INSTRUCTIONS FOR THE TASK:
Would you go through the records below and copy each line with the string "Setup"?

Component data from apps and pages:
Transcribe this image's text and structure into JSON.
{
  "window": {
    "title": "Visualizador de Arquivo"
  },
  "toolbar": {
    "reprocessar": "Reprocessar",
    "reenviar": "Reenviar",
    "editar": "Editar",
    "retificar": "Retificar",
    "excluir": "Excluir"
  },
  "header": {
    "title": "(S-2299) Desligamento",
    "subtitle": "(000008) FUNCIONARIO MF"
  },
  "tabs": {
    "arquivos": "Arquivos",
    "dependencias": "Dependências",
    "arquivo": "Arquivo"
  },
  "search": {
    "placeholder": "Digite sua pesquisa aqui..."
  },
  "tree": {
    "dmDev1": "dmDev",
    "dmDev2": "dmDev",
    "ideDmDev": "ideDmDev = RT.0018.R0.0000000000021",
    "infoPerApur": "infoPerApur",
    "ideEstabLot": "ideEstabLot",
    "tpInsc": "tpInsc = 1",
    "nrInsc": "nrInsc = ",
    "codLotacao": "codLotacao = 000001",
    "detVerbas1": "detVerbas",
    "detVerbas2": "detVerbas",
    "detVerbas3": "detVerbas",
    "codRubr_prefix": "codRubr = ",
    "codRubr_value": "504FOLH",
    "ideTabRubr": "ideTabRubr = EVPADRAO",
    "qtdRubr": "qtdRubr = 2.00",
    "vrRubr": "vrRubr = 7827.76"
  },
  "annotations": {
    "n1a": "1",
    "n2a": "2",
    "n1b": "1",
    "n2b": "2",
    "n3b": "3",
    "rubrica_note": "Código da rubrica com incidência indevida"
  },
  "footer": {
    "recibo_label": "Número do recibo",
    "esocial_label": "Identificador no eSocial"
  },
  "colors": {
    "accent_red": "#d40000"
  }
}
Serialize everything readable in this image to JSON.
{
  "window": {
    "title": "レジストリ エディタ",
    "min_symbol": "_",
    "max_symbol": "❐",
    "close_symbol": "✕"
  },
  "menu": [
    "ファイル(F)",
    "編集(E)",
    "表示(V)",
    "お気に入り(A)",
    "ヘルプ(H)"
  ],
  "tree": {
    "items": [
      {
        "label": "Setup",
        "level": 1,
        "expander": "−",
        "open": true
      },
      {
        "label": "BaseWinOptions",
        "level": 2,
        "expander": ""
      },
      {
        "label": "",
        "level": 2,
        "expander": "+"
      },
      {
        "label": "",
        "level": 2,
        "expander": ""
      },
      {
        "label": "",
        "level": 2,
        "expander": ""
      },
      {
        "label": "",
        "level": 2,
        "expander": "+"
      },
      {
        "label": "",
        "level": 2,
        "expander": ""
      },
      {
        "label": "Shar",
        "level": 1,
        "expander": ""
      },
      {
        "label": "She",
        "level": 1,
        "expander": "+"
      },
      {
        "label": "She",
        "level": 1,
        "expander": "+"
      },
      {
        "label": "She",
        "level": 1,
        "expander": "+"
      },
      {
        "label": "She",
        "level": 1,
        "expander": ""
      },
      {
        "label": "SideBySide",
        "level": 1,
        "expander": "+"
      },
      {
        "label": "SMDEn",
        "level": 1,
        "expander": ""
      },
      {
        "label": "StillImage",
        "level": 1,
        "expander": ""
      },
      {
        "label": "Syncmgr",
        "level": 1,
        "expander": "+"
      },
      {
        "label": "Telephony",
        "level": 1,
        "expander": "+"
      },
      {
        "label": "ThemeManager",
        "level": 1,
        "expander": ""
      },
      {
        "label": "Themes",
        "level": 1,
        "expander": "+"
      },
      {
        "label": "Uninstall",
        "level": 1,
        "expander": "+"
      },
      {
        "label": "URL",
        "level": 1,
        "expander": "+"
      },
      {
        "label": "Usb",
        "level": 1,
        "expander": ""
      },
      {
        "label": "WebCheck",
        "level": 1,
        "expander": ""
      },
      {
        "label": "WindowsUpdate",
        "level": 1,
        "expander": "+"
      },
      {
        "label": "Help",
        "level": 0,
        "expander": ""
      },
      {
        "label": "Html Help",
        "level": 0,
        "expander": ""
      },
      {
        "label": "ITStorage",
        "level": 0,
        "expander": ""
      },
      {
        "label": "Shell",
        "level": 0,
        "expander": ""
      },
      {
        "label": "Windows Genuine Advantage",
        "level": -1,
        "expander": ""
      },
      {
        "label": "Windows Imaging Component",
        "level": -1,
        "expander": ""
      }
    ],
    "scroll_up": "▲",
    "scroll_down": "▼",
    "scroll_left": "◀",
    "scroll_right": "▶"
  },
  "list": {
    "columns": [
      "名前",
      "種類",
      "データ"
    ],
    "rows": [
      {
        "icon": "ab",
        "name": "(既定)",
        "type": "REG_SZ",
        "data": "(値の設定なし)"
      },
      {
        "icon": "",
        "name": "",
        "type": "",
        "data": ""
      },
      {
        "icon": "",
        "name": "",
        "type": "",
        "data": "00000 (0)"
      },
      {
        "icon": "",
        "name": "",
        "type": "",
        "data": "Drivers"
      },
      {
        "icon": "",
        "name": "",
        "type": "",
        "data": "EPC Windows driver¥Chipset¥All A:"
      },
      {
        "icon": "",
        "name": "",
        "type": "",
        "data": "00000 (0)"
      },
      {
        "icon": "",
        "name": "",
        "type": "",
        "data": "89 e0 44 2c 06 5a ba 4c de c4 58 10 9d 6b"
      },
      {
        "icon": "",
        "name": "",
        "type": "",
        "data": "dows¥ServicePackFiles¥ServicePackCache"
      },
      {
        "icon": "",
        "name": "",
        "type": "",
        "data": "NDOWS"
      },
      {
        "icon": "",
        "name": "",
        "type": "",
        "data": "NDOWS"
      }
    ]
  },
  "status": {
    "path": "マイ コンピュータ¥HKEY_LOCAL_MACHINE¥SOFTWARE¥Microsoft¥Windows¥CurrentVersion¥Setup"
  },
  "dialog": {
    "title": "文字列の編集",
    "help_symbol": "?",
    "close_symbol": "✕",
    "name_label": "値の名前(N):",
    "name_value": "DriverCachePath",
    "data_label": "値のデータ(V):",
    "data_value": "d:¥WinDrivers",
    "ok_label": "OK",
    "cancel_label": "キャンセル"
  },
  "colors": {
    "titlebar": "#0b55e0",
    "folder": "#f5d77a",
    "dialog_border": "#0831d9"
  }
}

EXPECTED OUTPUT:
        "label": "Setup",
    "path": "マイ コンピュータ¥HKEY_LOCAL_MACHINE¥SOFTWARE¥Microsoft¥Windows¥CurrentVersion¥Setup"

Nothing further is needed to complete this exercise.